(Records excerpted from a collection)
----------------

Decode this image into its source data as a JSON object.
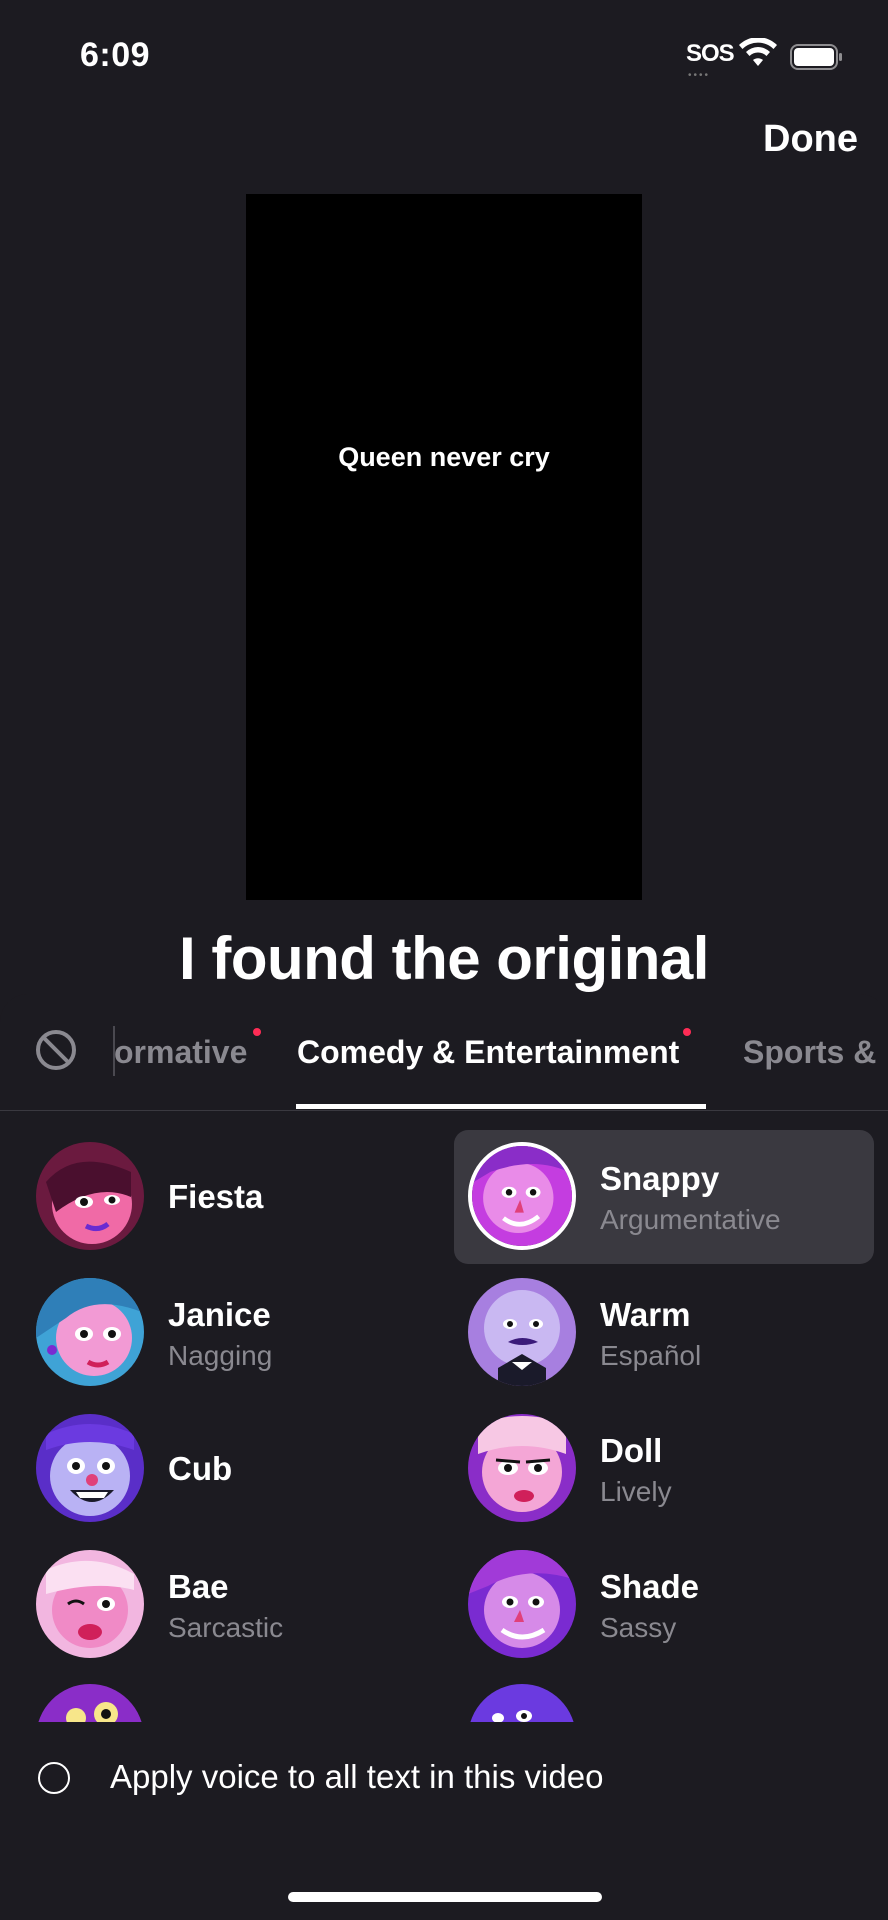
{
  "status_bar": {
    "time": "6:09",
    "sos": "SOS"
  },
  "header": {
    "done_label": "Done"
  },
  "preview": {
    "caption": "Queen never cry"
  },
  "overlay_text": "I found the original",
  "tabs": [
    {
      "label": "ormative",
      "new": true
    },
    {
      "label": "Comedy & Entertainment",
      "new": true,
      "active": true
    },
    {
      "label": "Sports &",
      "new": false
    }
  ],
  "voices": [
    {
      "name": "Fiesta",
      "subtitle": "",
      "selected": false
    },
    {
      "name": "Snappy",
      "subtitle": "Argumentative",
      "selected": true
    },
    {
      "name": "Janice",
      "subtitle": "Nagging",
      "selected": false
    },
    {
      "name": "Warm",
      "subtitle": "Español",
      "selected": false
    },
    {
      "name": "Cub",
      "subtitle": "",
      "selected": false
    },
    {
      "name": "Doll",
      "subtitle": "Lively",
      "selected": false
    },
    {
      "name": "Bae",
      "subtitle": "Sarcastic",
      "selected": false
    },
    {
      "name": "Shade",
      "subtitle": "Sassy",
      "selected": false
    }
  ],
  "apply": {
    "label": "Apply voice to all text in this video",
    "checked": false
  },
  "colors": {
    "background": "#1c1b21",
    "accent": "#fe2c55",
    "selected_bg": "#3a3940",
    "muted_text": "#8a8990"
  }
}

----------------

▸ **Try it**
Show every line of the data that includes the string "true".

▸ **Task response**
      "new": true
      "new": true,
      "active": true
      "selected": true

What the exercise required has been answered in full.